**SOURCE MATERIAL**:
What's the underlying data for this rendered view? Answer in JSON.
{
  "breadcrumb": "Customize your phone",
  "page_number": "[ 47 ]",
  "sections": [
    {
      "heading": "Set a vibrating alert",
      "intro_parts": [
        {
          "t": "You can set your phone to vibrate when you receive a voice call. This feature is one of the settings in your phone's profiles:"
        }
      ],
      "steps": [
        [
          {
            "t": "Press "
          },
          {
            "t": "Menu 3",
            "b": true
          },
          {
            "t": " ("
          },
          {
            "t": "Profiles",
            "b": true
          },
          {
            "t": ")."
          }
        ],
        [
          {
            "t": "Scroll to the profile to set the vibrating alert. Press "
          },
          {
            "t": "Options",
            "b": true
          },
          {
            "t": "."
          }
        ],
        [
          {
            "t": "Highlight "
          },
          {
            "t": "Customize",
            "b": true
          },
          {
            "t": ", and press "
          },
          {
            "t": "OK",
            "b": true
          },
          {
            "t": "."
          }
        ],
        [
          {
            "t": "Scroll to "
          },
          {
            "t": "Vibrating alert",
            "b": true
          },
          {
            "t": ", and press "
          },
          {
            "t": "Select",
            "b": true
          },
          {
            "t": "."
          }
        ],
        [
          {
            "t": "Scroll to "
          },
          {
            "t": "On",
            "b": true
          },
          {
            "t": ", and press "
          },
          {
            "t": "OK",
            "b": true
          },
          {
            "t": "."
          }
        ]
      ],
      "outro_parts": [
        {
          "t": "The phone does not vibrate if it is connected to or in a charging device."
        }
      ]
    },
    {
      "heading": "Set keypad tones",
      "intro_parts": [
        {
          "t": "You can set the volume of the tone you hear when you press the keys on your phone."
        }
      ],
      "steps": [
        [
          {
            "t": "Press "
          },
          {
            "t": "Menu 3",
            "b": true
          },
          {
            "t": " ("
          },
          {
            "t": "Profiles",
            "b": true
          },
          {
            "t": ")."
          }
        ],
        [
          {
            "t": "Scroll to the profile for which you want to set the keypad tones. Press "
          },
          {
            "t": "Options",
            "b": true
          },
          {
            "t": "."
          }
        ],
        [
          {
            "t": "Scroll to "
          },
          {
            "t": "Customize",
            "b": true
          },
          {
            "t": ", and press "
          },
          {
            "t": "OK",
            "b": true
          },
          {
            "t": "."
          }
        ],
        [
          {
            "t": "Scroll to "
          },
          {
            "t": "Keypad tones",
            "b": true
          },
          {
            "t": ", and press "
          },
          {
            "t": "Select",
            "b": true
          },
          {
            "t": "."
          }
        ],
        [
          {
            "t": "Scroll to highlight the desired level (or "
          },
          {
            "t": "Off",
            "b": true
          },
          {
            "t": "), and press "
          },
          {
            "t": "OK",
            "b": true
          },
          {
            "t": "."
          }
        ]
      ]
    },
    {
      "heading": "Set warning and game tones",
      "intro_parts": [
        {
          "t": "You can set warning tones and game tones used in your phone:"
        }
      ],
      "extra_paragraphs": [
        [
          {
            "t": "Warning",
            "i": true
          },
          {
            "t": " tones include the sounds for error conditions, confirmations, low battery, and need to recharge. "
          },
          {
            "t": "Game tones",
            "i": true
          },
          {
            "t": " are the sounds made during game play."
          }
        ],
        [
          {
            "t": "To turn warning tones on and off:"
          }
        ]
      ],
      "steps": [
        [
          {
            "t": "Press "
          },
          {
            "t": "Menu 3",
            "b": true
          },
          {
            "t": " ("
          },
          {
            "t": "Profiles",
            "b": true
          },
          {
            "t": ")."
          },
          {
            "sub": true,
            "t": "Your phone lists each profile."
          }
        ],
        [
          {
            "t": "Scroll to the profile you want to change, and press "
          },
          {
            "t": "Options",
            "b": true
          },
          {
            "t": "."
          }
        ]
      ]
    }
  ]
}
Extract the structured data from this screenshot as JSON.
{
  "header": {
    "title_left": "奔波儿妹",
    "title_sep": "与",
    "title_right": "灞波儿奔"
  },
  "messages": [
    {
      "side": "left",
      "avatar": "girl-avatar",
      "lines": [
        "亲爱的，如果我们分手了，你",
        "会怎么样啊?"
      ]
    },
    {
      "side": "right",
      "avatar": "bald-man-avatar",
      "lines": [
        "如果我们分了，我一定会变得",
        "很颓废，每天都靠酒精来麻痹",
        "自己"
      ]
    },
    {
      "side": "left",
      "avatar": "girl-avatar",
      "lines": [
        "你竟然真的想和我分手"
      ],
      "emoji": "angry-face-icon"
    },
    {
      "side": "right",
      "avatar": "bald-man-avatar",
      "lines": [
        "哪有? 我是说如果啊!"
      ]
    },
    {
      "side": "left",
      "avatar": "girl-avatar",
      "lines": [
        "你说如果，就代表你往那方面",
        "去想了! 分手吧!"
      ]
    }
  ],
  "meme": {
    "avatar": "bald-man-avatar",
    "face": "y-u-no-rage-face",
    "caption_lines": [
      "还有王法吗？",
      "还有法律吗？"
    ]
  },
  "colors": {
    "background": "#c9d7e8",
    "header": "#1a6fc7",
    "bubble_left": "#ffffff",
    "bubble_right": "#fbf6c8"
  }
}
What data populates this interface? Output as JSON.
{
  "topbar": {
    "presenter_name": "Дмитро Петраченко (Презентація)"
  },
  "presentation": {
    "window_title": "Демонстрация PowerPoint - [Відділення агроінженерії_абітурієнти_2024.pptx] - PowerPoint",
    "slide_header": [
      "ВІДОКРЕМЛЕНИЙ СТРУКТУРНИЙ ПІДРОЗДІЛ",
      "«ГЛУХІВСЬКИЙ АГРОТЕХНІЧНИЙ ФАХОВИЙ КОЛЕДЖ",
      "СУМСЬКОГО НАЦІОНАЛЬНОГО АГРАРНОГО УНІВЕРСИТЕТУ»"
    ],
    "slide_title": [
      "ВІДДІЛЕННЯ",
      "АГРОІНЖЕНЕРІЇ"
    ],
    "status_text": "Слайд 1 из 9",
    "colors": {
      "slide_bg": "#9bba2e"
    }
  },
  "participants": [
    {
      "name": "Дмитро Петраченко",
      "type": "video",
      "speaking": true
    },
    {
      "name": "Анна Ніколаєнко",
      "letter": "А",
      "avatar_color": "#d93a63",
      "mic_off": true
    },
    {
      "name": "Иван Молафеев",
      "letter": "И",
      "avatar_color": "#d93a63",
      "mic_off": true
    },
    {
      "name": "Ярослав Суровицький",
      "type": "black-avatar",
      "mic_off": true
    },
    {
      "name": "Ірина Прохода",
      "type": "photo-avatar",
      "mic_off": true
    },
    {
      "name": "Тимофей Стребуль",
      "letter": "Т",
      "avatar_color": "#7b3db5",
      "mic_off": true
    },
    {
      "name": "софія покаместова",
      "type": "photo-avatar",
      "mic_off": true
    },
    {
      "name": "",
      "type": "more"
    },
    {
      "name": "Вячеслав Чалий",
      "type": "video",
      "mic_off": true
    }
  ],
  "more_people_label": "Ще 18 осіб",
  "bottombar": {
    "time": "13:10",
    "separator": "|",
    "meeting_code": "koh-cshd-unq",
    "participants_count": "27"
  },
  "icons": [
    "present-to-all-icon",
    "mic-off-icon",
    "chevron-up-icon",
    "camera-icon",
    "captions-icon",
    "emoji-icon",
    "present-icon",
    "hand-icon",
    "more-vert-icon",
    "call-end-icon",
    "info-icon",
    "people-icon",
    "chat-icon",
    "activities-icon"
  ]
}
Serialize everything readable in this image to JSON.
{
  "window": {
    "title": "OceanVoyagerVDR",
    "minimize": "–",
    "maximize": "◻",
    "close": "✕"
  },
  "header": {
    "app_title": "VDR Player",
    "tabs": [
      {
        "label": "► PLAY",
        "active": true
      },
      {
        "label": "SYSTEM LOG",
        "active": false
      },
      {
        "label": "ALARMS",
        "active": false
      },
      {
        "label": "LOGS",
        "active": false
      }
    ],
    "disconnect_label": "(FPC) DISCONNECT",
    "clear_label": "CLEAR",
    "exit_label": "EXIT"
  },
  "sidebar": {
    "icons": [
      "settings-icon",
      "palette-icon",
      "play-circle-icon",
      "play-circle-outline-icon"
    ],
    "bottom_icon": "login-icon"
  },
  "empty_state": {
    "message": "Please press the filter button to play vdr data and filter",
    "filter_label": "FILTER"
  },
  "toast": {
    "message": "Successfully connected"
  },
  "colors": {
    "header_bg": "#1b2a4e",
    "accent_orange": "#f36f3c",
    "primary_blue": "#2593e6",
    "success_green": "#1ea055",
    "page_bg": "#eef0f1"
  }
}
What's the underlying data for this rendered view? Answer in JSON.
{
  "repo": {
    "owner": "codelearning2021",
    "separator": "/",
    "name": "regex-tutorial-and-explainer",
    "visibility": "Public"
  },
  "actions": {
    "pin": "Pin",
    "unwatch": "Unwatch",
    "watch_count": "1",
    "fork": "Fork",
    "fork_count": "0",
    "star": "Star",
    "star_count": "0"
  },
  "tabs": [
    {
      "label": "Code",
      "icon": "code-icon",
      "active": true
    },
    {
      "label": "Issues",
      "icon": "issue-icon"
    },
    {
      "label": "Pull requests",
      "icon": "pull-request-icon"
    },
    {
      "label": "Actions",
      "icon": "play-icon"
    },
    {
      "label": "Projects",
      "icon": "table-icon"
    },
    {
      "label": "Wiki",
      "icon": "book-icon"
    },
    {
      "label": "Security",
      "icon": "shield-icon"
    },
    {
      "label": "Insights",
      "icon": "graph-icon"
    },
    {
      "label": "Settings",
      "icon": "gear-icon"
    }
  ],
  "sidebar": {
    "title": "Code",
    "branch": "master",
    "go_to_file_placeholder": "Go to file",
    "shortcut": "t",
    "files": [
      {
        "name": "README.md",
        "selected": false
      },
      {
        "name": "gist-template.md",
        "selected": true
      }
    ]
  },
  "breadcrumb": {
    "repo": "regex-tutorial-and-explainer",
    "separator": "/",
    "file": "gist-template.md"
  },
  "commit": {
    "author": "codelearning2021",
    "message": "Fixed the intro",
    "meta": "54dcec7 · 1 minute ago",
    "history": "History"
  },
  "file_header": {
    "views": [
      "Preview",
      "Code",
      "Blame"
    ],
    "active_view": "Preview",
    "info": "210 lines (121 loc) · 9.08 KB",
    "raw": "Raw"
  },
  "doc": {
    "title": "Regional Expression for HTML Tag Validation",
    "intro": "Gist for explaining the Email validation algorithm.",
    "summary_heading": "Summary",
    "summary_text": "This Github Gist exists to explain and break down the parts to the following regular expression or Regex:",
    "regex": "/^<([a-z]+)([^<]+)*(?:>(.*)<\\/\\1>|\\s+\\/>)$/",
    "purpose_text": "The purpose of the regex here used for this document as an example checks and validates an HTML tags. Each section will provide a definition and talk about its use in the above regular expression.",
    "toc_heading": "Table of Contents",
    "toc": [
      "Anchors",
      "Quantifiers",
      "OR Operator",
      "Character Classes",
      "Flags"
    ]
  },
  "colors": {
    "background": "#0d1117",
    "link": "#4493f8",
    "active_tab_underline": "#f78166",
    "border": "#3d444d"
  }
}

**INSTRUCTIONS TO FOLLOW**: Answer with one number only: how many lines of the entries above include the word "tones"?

**RESULT FOR THIS EXERCISE**: 8